Items listed in a dataset
========

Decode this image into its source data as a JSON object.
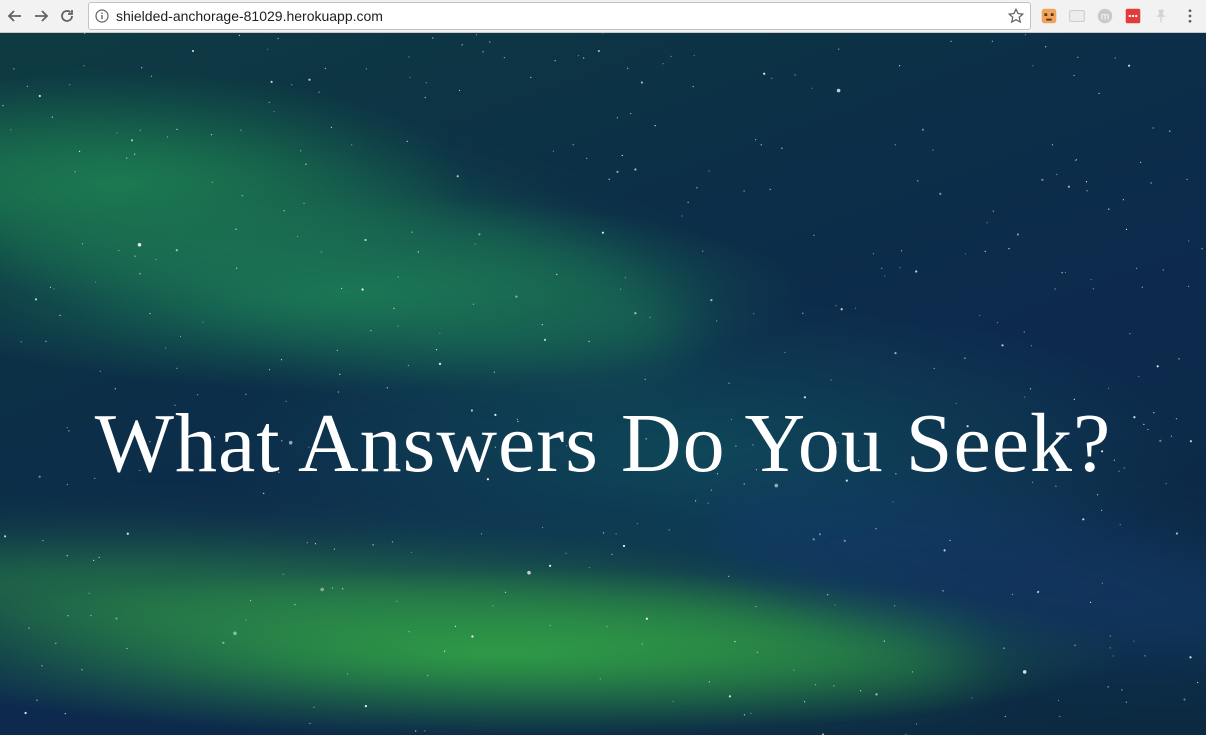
{
  "browser": {
    "url": "shielded-anchorage-81029.herokuapp.com",
    "nav_icons": [
      "back-icon",
      "forward-icon",
      "reload-icon"
    ],
    "extensions": [
      "face-extension-icon",
      "card-extension-icon",
      "m-extension-icon",
      "red-extension-icon",
      "pin-extension-icon"
    ]
  },
  "page": {
    "heading": "What Answers Do You Seek?",
    "background_colors": {
      "deep_blue": "#0d2a4e",
      "teal": "#0e3b42",
      "aurora_green": "#34aa46"
    }
  }
}
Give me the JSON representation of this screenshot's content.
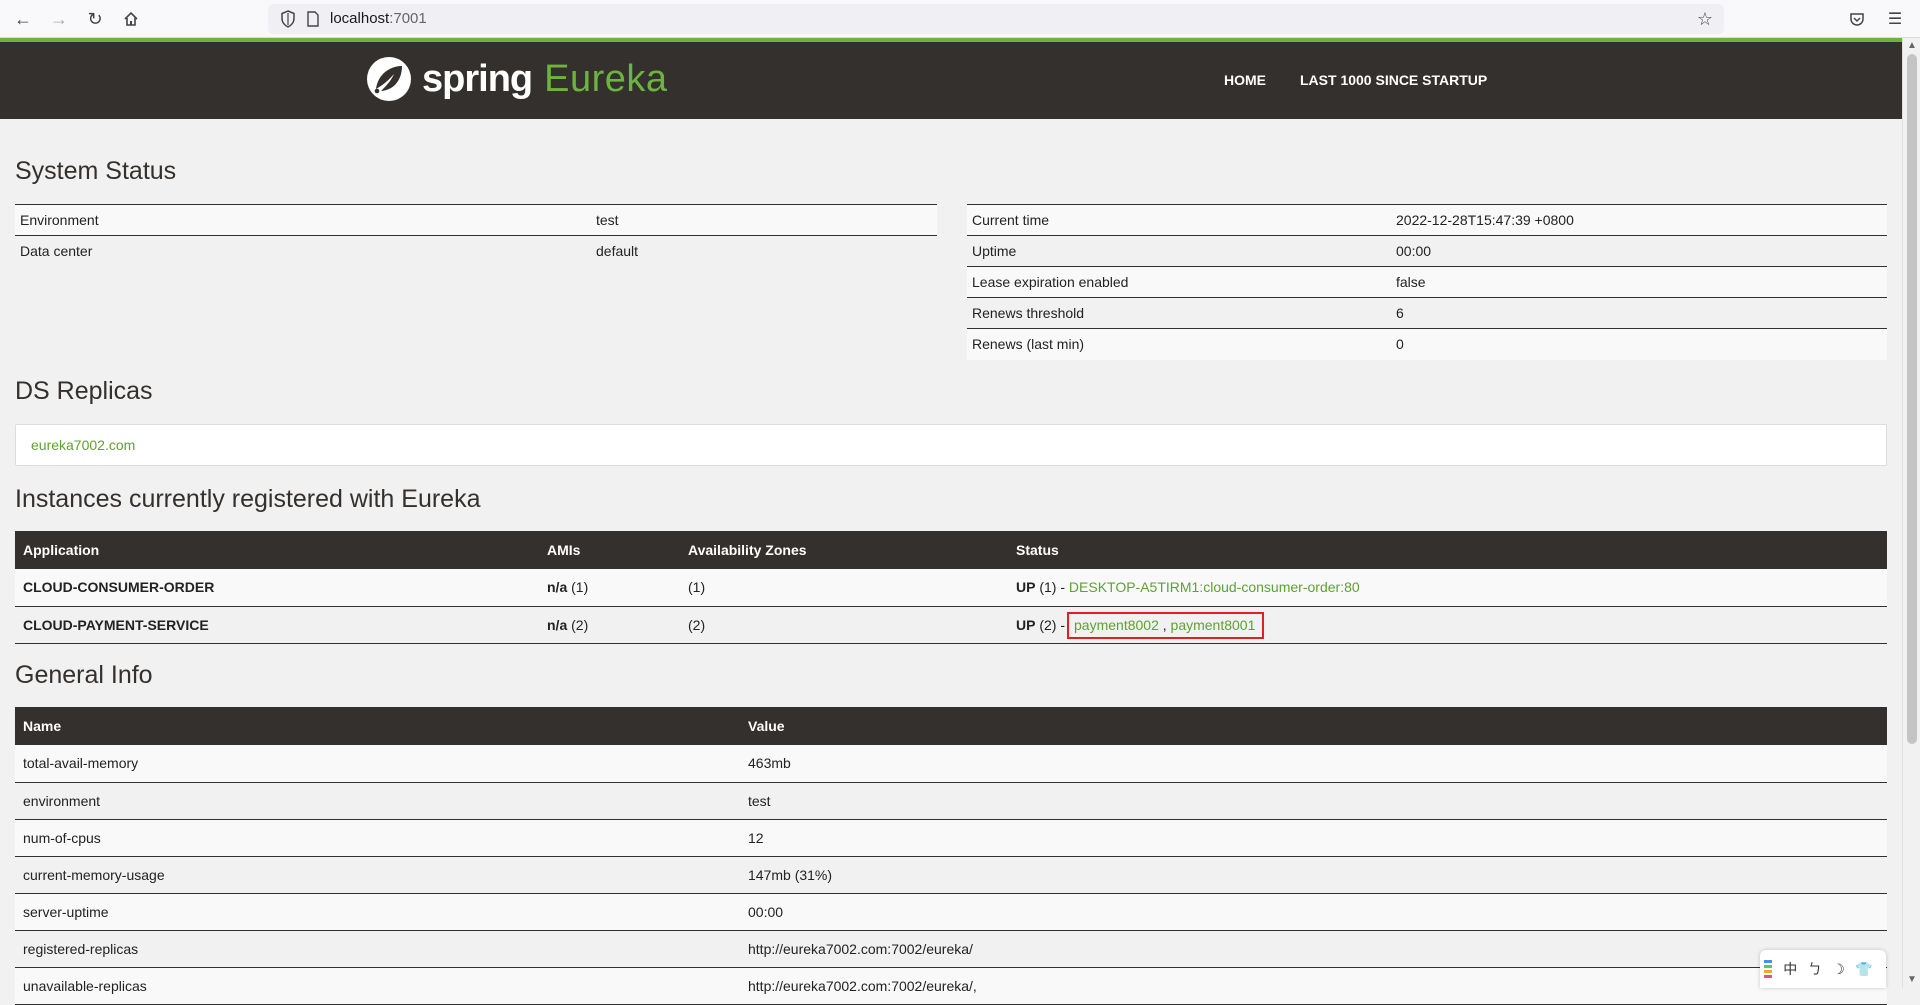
{
  "browser": {
    "url_host": "localhost",
    "url_port": ":7001"
  },
  "navbar": {
    "brand_spring": "spring",
    "brand_eureka": "Eureka",
    "links": [
      "HOME",
      "LAST 1000 SINCE STARTUP"
    ]
  },
  "system_status": {
    "title": "System Status",
    "left": [
      {
        "label": "Environment",
        "value": "test"
      },
      {
        "label": "Data center",
        "value": "default"
      }
    ],
    "right": [
      {
        "label": "Current time",
        "value": "2022-12-28T15:47:39 +0800"
      },
      {
        "label": "Uptime",
        "value": "00:00"
      },
      {
        "label": "Lease expiration enabled",
        "value": "false"
      },
      {
        "label": "Renews threshold",
        "value": "6"
      },
      {
        "label": "Renews (last min)",
        "value": "0"
      }
    ]
  },
  "ds_replicas": {
    "title": "DS Replicas",
    "link": "eureka7002.com"
  },
  "instances": {
    "title": "Instances currently registered with Eureka",
    "headers": [
      "Application",
      "AMIs",
      "Availability Zones",
      "Status"
    ],
    "rows": [
      {
        "application": "CLOUD-CONSUMER-ORDER",
        "ami_bold": "n/a",
        "ami_count": "(1)",
        "zones": "(1)",
        "status_bold": "UP",
        "status_count": "(1) -",
        "instance_links": [
          "DESKTOP-A5TIRM1:cloud-consumer-order:80"
        ]
      },
      {
        "application": "CLOUD-PAYMENT-SERVICE",
        "ami_bold": "n/a",
        "ami_count": "(2)",
        "zones": "(2)",
        "status_bold": "UP",
        "status_count": "(2) -",
        "instance_links": [
          "payment8002",
          "payment8001"
        ],
        "link_separator": ","
      }
    ]
  },
  "general_info": {
    "title": "General Info",
    "headers": [
      "Name",
      "Value"
    ],
    "rows": [
      {
        "name": "total-avail-memory",
        "value": "463mb"
      },
      {
        "name": "environment",
        "value": "test"
      },
      {
        "name": "num-of-cpus",
        "value": "12"
      },
      {
        "name": "current-memory-usage",
        "value": "147mb (31%)"
      },
      {
        "name": "server-uptime",
        "value": "00:00"
      },
      {
        "name": "registered-replicas",
        "value": "http://eureka7002.com:7002/eureka/"
      },
      {
        "name": "unavailable-replicas",
        "value": "http://eureka7002.com:7002/eureka/,"
      }
    ]
  },
  "ime": {
    "chars": [
      "中",
      "ㄅ",
      "☽",
      "👕"
    ]
  },
  "colors": {
    "brand_green": "#6db33f",
    "navbar_bg": "#34302d",
    "link_green": "#5fa134",
    "highlight_red": "#e0201f"
  }
}
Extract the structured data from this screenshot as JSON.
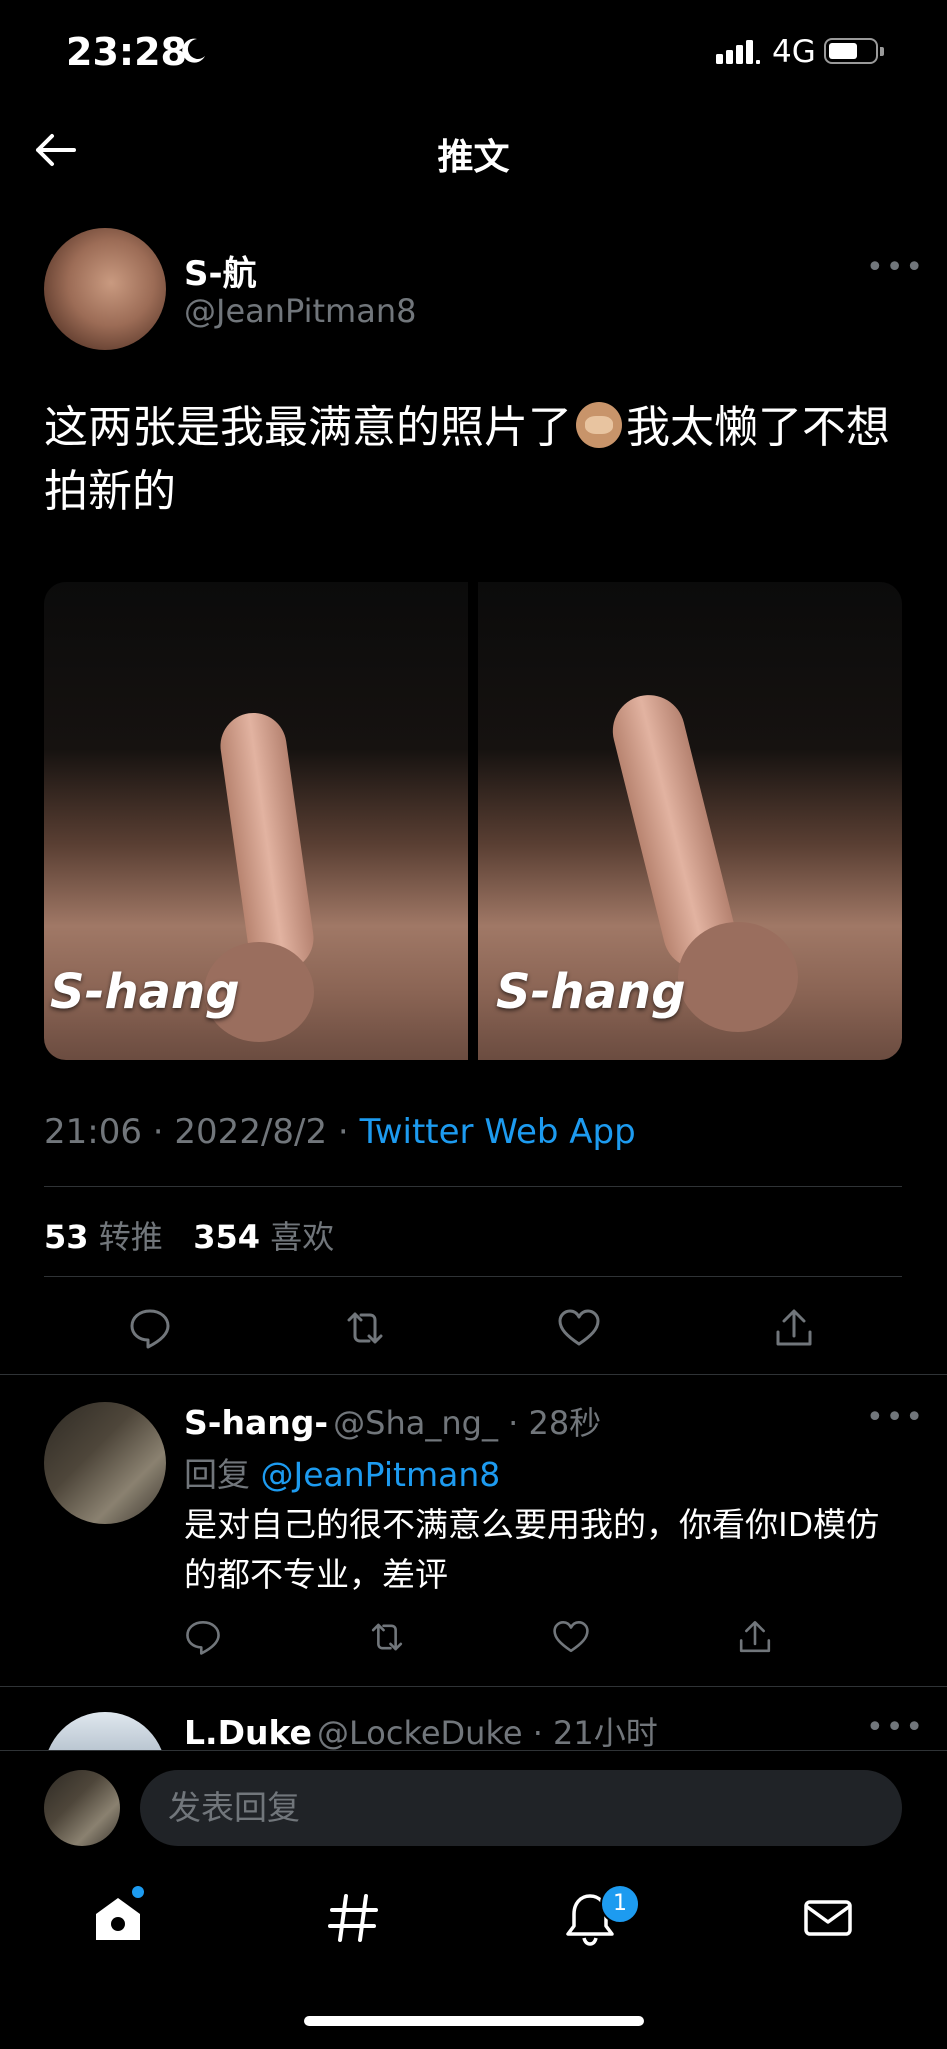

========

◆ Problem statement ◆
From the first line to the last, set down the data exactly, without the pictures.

◆ Response below ◆
Decode this image into its source data as a JSON object.
{
  "browser": {
    "url": "shielded-anchorage-81029.herokuapp.com",
    "nav_icons": [
      "back-icon",
      "forward-icon",
      "reload-icon"
    ],
    "extensions": [
      "face-extension-icon",
      "card-extension-icon",
      "m-extension-icon",
      "red-extension-icon",
      "pin-extension-icon"
    ]
  },
  "page": {
    "heading": "What Answers Do You Seek?",
    "background_colors": {
      "deep_blue": "#0d2a4e",
      "teal": "#0e3b42",
      "aurora_green": "#34aa46"
    }
  }
}
Give me the JSON representation of this screenshot's content.
{
  "browser": {
    "url_host": "localhost",
    "url_port": ":7001"
  },
  "navbar": {
    "brand_spring": "spring",
    "brand_eureka": "Eureka",
    "links": [
      "HOME",
      "LAST 1000 SINCE STARTUP"
    ]
  },
  "system_status": {
    "title": "System Status",
    "left": [
      {
        "label": "Environment",
        "value": "test"
      },
      {
        "label": "Data center",
        "value": "default"
      }
    ],
    "right": [
      {
        "label": "Current time",
        "value": "2022-12-28T15:47:39 +0800"
      },
      {
        "label": "Uptime",
        "value": "00:00"
      },
      {
        "label": "Lease expiration enabled",
        "value": "false"
      },
      {
        "label": "Renews threshold",
        "value": "6"
      },
      {
        "label": "Renews (last min)",
        "value": "0"
      }
    ]
  },
  "ds_replicas": {
    "title": "DS Replicas",
    "link": "eureka7002.com"
  },
  "instances": {
    "title": "Instances currently registered with Eureka",
    "headers": [
      "Application",
      "AMIs",
      "Availability Zones",
      "Status"
    ],
    "rows": [
      {
        "application": "CLOUD-CONSUMER-ORDER",
        "ami_bold": "n/a",
        "ami_count": "(1)",
        "zones": "(1)",
        "status_bold": "UP",
        "status_count": "(1) -",
        "instance_links": [
          "DESKTOP-A5TIRM1:cloud-consumer-order:80"
        ]
      },
      {
        "application": "CLOUD-PAYMENT-SERVICE",
        "ami_bold": "n/a",
        "ami_count": "(2)",
        "zones": "(2)",
        "status_bold": "UP",
        "status_count": "(2) -",
        "instance_links": [
          "payment8002",
          "payment8001"
        ],
        "link_separator": ","
      }
    ]
  },
  "general_info": {
    "title": "General Info",
    "headers": [
      "Name",
      "Value"
    ],
    "rows": [
      {
        "name": "total-avail-memory",
        "value": "463mb"
      },
      {
        "name": "environment",
        "value": "test"
      },
      {
        "name": "num-of-cpus",
        "value": "12"
      },
      {
        "name": "current-memory-usage",
        "value": "147mb (31%)"
      },
      {
        "name": "server-uptime",
        "value": "00:00"
      },
      {
        "name": "registered-replicas",
        "value": "http://eureka7002.com:7002/eureka/"
      },
      {
        "name": "unavailable-replicas",
        "value": "http://eureka7002.com:7002/eureka/,"
      }
    ]
  },
  "ime": {
    "chars": [
      "中",
      "ㄅ",
      "☽",
      "👕"
    ]
  },
  "colors": {
    "brand_green": "#6db33f",
    "navbar_bg": "#34302d",
    "link_green": "#5fa134",
    "highlight_red": "#e0201f"
  }
}
Extract the structured data from this screenshot as JSON.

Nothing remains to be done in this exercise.